Website and app data records:

· · · · · · ·

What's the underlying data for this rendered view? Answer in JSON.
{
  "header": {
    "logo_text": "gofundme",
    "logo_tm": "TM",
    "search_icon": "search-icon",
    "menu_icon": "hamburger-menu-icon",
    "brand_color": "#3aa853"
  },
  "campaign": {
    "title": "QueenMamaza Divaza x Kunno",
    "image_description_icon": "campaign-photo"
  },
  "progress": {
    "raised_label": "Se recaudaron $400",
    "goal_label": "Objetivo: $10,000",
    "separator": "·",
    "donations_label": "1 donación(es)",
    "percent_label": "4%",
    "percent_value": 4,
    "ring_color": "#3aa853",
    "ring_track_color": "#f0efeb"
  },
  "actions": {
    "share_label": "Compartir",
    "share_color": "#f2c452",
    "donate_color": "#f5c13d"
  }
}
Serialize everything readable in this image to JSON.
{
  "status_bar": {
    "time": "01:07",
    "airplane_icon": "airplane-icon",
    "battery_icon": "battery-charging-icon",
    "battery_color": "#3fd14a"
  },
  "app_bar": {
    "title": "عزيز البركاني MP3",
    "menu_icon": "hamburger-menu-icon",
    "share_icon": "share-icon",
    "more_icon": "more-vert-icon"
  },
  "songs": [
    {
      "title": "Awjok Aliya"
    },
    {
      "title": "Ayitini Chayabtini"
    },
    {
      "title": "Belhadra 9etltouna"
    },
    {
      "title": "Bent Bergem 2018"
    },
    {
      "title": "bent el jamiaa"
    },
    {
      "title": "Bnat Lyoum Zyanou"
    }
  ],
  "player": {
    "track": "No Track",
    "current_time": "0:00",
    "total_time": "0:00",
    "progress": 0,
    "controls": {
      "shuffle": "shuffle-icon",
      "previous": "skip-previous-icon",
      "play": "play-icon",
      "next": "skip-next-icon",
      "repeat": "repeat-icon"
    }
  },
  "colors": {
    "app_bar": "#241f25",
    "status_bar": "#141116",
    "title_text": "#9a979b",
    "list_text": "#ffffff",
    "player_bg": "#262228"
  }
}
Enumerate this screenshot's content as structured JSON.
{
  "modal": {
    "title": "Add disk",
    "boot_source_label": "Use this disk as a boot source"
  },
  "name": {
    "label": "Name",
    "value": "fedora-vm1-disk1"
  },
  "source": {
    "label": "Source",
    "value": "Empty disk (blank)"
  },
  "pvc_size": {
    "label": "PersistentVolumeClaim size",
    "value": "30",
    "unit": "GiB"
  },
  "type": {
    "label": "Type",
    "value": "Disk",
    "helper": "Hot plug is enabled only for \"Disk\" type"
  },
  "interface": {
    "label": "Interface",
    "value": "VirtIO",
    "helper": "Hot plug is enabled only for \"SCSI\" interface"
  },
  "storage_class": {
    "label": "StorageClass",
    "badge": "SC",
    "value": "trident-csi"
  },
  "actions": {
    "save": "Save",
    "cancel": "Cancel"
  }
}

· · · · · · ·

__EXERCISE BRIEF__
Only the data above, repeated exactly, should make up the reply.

__TASK OUTPUT__
What's the underlying data for this rendered view? Answer in JSON.
{
  "header": {
    "logo_text": "gofundme",
    "logo_tm": "TM",
    "search_icon": "search-icon",
    "menu_icon": "hamburger-menu-icon",
    "brand_color": "#3aa853"
  },
  "campaign": {
    "title": "QueenMamaza Divaza x Kunno",
    "image_description_icon": "campaign-photo"
  },
  "progress": {
    "raised_label": "Se recaudaron $400",
    "goal_label": "Objetivo: $10,000",
    "separator": "·",
    "donations_label": "1 donación(es)",
    "percent_label": "4%",
    "percent_value": 4,
    "ring_color": "#3aa853",
    "ring_track_color": "#f0efeb"
  },
  "actions": {
    "share_label": "Compartir",
    "share_color": "#f2c452",
    "donate_color": "#f5c13d"
  }
}
Serialize everything readable in this image to JSON.
{
  "status_bar": {
    "time": "01:07",
    "airplane_icon": "airplane-icon",
    "battery_icon": "battery-charging-icon",
    "battery_color": "#3fd14a"
  },
  "app_bar": {
    "title": "عزيز البركاني MP3",
    "menu_icon": "hamburger-menu-icon",
    "share_icon": "share-icon",
    "more_icon": "more-vert-icon"
  },
  "songs": [
    {
      "title": "Awjok Aliya"
    },
    {
      "title": "Ayitini Chayabtini"
    },
    {
      "title": "Belhadra 9etltouna"
    },
    {
      "title": "Bent Bergem 2018"
    },
    {
      "title": "bent el jamiaa"
    },
    {
      "title": "Bnat Lyoum Zyanou"
    }
  ],
  "player": {
    "track": "No Track",
    "current_time": "0:00",
    "total_time": "0:00",
    "progress": 0,
    "controls": {
      "shuffle": "shuffle-icon",
      "previous": "skip-previous-icon",
      "play": "play-icon",
      "next": "skip-next-icon",
      "repeat": "repeat-icon"
    }
  },
  "colors": {
    "app_bar": "#241f25",
    "status_bar": "#141116",
    "title_text": "#9a979b",
    "list_text": "#ffffff",
    "player_bg": "#262228"
  }
}
Enumerate this screenshot's content as structured JSON.
{
  "modal": {
    "title": "Add disk",
    "boot_source_label": "Use this disk as a boot source"
  },
  "name": {
    "label": "Name",
    "value": "fedora-vm1-disk1"
  },
  "source": {
    "label": "Source",
    "value": "Empty disk (blank)"
  },
  "pvc_size": {
    "label": "PersistentVolumeClaim size",
    "value": "30",
    "unit": "GiB"
  },
  "type": {
    "label": "Type",
    "value": "Disk",
    "helper": "Hot plug is enabled only for \"Disk\" type"
  },
  "interface": {
    "label": "Interface",
    "value": "VirtIO",
    "helper": "Hot plug is enabled only for \"SCSI\" interface"
  },
  "storage_class": {
    "label": "StorageClass",
    "badge": "SC",
    "value": "trident-csi"
  },
  "actions": {
    "save": "Save",
    "cancel": "Cancel"
  }
}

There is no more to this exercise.